◆ TASK DETAILS: Which lines of the records contain the word "iscompliant"? Show each of them.

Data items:
• • • • • • •

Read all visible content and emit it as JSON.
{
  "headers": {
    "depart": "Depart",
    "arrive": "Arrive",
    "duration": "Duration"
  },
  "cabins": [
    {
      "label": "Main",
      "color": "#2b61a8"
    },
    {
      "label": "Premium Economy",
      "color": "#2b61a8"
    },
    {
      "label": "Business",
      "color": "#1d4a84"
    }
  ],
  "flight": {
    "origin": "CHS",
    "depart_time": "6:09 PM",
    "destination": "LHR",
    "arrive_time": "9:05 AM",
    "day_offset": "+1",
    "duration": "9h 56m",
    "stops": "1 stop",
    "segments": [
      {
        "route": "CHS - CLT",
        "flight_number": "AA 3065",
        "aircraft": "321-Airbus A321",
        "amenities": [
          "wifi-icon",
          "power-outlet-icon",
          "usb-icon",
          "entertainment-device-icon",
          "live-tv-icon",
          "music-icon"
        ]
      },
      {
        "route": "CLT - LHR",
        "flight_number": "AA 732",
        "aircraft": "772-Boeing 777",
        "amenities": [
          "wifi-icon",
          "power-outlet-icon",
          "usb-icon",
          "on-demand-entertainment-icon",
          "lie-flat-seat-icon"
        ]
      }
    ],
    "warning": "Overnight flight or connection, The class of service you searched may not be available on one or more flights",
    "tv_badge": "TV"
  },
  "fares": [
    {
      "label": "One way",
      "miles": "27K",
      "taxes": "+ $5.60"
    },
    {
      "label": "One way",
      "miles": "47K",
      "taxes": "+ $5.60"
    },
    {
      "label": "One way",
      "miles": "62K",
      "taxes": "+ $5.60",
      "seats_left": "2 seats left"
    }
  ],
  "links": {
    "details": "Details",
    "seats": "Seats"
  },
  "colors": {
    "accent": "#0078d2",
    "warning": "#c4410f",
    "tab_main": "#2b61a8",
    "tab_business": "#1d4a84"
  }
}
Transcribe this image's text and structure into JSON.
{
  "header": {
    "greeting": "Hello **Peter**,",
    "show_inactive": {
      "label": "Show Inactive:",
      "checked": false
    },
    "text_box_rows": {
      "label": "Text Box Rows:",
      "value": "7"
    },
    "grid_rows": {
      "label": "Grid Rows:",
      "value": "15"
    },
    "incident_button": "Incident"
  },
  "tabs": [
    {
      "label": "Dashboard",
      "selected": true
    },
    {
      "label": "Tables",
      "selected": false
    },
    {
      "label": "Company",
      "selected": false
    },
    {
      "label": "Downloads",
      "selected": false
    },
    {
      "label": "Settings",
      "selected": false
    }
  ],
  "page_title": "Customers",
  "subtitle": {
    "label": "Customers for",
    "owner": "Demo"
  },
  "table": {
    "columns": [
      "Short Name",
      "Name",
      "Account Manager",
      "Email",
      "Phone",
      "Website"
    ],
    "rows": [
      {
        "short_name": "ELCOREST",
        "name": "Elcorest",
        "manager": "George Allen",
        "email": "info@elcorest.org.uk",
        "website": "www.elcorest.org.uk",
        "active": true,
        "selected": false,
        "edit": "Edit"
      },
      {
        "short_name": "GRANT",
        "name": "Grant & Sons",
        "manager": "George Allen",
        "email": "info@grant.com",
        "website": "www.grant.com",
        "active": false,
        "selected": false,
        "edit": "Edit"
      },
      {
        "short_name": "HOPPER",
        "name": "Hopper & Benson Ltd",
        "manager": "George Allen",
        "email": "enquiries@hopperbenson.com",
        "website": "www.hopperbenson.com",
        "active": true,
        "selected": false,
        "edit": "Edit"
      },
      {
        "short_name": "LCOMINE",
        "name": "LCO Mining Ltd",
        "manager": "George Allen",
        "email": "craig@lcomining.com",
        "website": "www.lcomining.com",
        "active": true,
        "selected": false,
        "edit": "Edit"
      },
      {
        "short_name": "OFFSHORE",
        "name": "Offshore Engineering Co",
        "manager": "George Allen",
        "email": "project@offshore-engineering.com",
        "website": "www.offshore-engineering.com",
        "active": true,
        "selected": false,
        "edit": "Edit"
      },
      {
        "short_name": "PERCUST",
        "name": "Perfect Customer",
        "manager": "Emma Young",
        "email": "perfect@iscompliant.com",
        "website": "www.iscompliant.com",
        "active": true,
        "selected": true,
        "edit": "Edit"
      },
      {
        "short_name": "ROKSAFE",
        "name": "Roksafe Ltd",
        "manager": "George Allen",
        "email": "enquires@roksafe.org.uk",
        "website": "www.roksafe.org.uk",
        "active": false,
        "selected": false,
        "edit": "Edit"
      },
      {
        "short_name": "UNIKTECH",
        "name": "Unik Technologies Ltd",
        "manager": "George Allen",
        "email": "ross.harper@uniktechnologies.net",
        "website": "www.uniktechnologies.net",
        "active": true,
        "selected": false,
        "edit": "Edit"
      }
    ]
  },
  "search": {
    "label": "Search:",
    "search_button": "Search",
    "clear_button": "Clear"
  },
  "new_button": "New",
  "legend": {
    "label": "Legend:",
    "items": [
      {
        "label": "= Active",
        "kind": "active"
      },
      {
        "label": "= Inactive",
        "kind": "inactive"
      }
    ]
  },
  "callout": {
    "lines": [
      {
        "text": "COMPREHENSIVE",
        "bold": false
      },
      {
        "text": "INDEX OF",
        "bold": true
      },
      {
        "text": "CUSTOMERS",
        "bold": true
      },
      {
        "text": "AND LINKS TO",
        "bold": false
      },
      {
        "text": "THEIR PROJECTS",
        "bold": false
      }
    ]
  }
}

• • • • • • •

◆ WRITTEN SOLUTION:
        "email": "perfect@iscompliant.com",
        "website": "www.iscompliant.com",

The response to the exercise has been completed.